» WHAT THIS TASK INVOLVES: Pull every line containing "Marchand" from the data.
++++++++++++++++++++
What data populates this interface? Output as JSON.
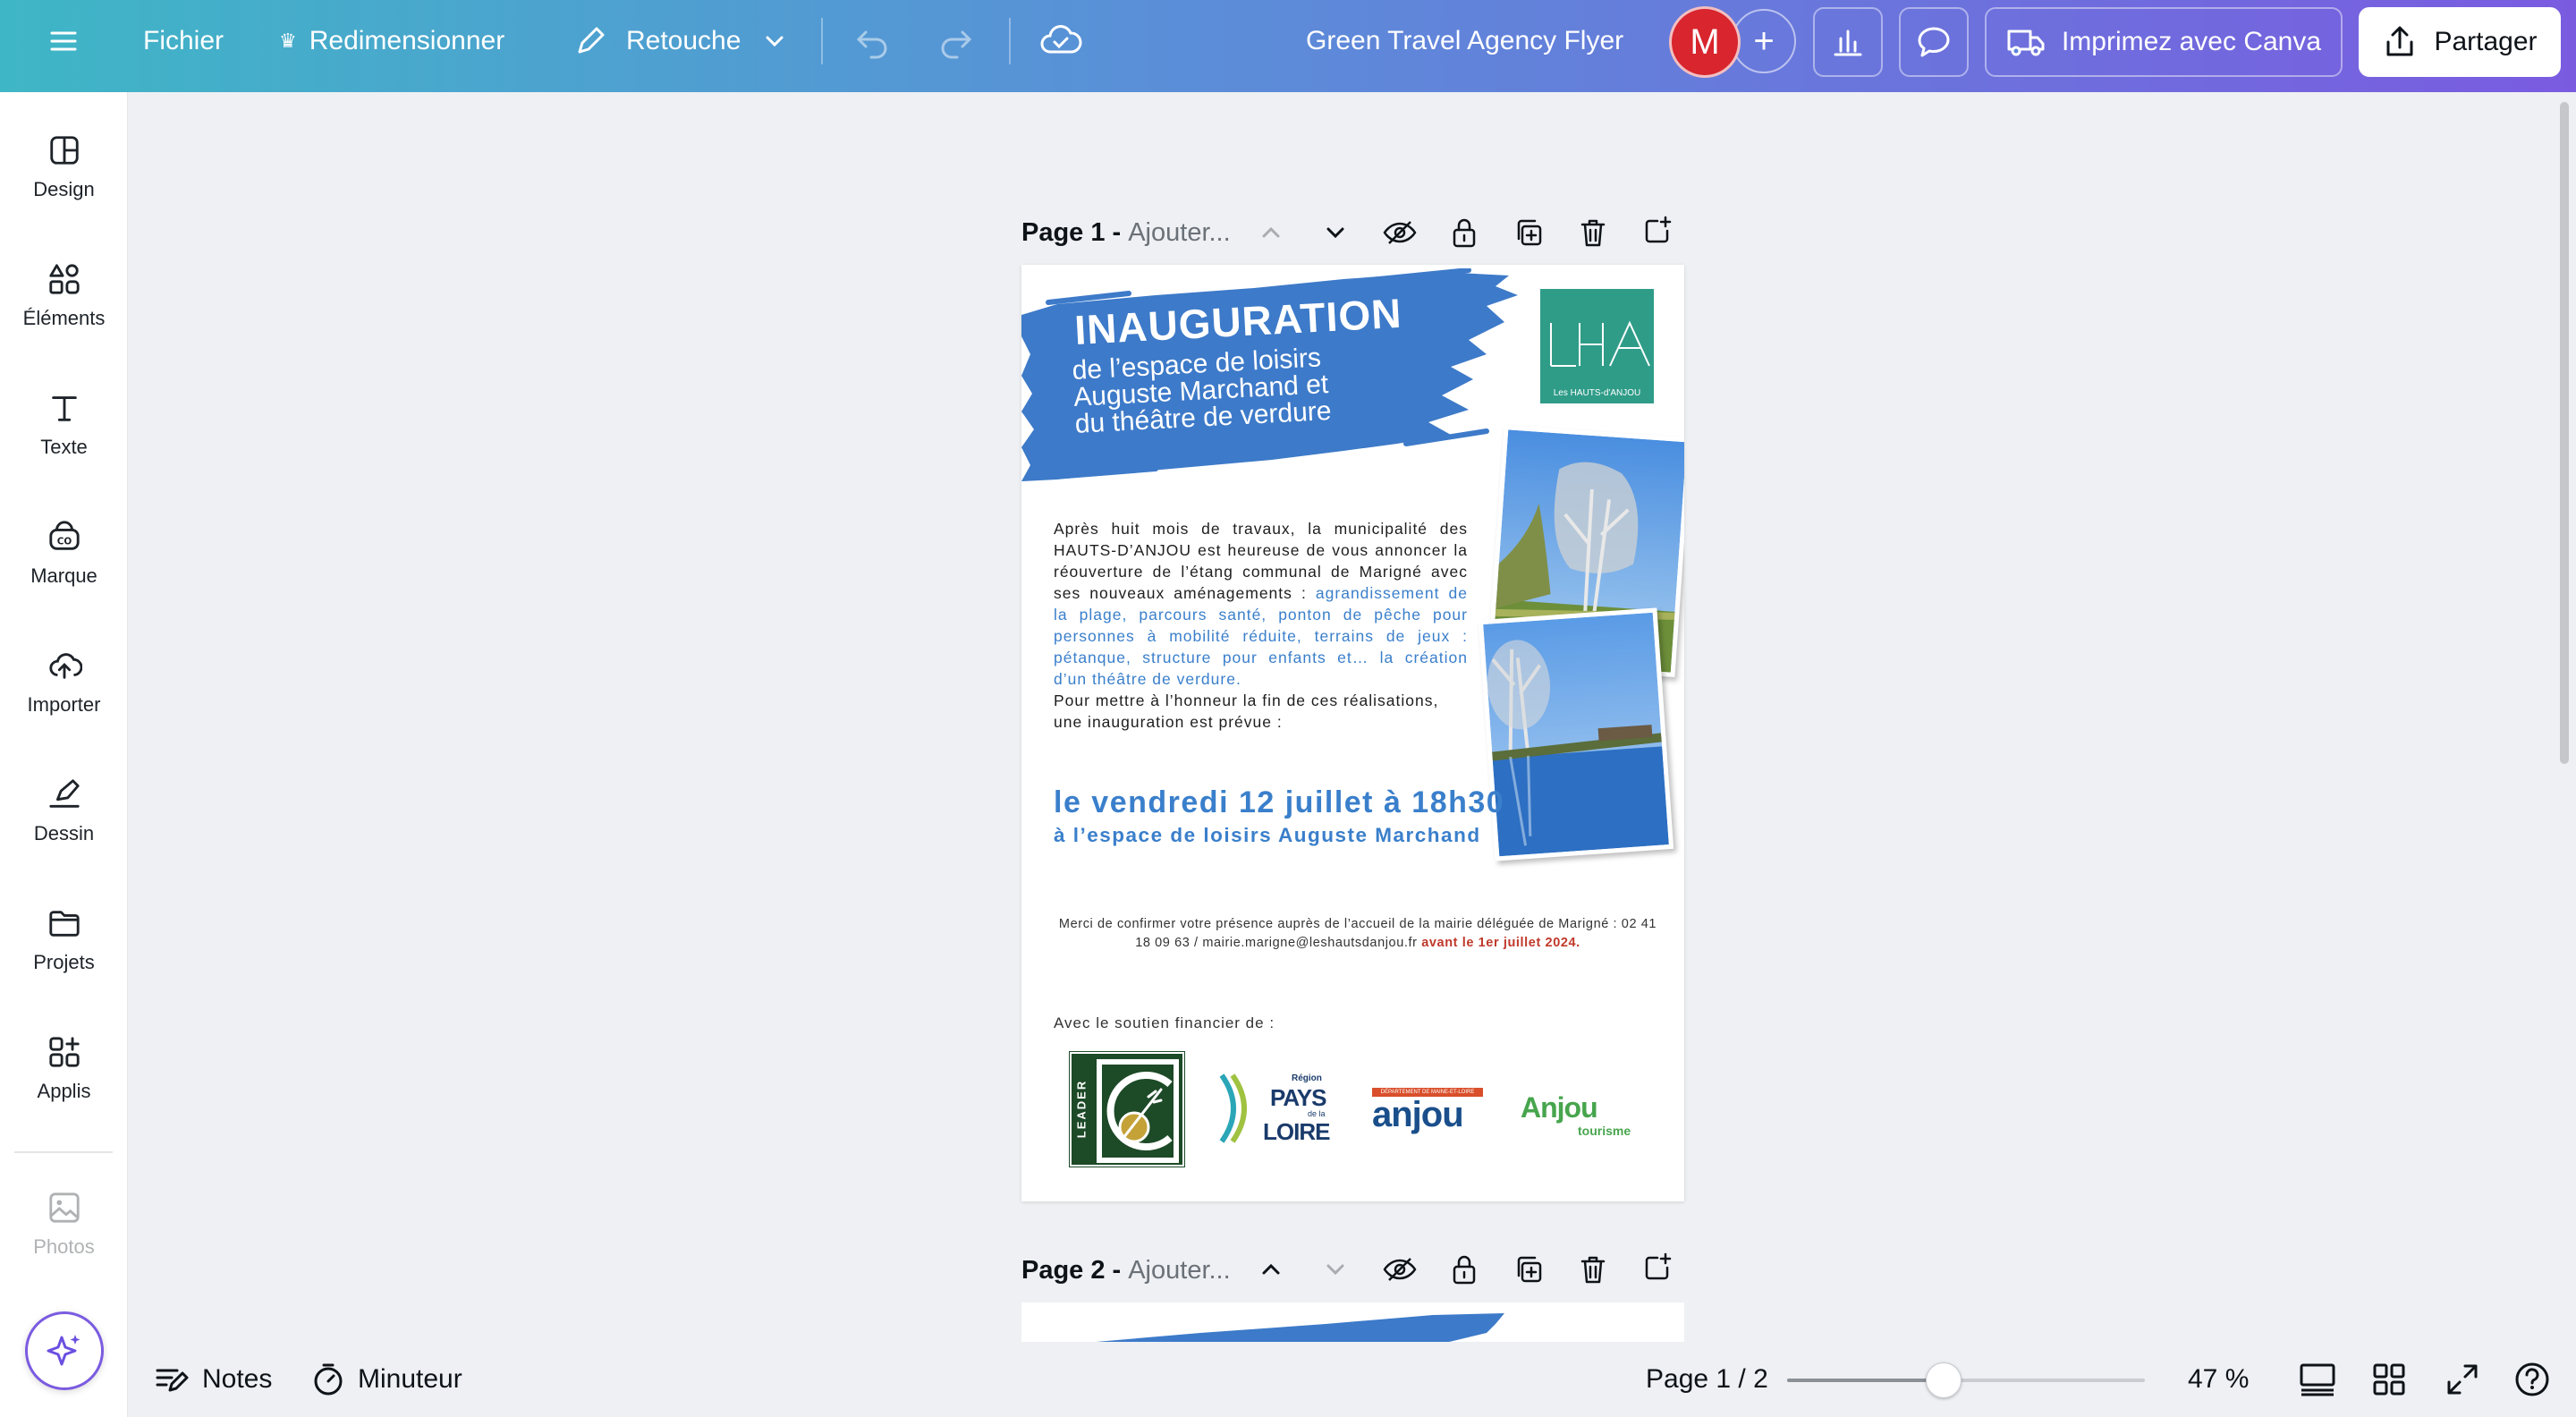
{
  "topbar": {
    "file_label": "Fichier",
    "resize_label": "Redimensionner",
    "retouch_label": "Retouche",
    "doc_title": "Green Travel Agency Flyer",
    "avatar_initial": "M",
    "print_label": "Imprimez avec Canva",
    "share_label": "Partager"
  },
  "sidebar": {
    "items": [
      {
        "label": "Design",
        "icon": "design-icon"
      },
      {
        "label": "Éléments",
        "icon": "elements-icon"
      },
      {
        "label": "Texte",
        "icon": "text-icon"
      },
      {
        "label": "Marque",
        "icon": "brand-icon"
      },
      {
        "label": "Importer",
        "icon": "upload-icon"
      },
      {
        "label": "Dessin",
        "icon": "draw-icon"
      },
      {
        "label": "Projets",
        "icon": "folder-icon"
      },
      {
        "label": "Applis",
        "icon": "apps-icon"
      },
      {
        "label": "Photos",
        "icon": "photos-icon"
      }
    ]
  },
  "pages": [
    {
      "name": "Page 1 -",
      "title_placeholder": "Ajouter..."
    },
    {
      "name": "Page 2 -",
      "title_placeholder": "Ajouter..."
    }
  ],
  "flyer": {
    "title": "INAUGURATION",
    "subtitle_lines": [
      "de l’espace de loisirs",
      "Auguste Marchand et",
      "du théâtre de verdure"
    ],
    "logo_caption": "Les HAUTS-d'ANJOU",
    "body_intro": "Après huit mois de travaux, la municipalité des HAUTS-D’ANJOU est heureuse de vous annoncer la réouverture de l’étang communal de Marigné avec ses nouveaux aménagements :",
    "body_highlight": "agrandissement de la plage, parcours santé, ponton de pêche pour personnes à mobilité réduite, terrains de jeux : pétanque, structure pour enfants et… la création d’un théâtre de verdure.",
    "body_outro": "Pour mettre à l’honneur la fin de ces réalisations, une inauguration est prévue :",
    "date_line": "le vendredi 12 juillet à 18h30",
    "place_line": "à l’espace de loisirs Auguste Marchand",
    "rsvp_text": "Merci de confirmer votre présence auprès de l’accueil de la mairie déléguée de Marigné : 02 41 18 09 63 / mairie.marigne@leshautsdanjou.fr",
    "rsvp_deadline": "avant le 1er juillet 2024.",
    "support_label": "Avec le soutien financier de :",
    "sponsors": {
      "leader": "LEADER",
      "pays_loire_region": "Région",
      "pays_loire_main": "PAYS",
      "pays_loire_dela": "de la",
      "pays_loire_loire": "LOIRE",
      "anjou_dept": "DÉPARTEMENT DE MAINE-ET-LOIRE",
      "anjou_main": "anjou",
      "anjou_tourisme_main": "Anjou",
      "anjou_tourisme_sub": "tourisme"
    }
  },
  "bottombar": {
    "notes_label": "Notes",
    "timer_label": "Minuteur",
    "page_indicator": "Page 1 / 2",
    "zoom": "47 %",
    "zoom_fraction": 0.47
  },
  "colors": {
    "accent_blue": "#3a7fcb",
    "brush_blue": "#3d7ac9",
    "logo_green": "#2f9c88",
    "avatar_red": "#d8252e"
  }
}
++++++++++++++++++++
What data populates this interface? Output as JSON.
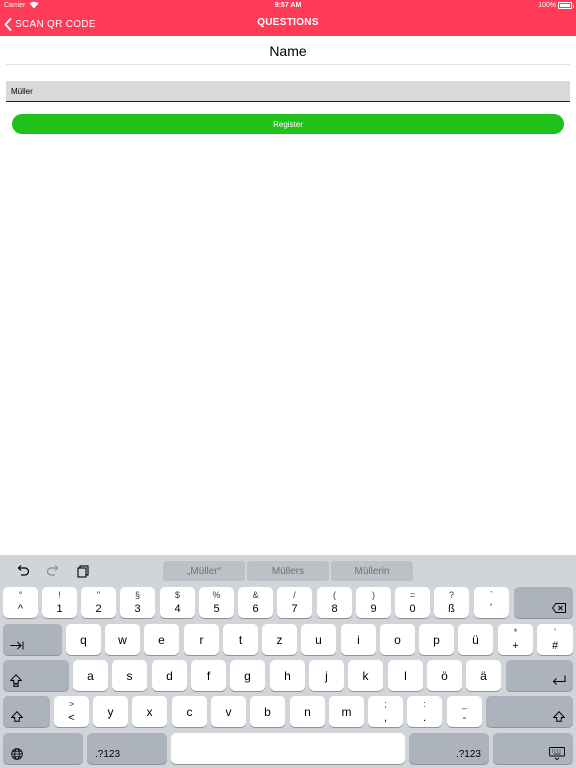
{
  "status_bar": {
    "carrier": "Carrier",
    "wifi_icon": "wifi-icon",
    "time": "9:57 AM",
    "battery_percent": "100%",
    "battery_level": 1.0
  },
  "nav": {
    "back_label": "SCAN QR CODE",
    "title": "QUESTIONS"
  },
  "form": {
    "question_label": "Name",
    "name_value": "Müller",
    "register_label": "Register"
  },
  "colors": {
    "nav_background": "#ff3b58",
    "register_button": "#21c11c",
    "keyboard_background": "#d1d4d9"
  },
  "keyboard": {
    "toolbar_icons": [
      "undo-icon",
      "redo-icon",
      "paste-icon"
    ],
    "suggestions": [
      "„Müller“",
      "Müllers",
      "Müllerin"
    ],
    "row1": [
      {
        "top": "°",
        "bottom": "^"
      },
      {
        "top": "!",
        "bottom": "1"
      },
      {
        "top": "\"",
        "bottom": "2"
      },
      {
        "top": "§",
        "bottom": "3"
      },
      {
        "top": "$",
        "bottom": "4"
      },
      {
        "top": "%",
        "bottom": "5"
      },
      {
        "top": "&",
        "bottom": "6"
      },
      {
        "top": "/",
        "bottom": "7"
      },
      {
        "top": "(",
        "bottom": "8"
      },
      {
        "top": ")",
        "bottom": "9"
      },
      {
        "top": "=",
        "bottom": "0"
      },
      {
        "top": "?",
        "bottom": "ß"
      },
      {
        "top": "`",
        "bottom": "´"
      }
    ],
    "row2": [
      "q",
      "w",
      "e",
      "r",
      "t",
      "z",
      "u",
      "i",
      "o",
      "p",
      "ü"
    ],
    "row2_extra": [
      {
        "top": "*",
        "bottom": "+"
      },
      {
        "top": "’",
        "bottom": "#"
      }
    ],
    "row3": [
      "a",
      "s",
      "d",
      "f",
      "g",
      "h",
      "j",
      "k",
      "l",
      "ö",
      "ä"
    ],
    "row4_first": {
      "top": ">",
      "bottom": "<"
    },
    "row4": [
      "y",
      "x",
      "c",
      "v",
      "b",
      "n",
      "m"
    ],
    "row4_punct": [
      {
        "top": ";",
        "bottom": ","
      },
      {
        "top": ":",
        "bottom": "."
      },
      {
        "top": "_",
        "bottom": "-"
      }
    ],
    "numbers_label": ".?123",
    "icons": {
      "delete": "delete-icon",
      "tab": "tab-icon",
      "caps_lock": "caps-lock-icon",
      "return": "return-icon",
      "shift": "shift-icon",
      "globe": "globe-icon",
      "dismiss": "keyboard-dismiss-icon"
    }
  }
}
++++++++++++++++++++
» ANSWER BOX:
      "Auguste Marchand et",
    "place_line": "à l’espace de loisirs Auguste Marchand",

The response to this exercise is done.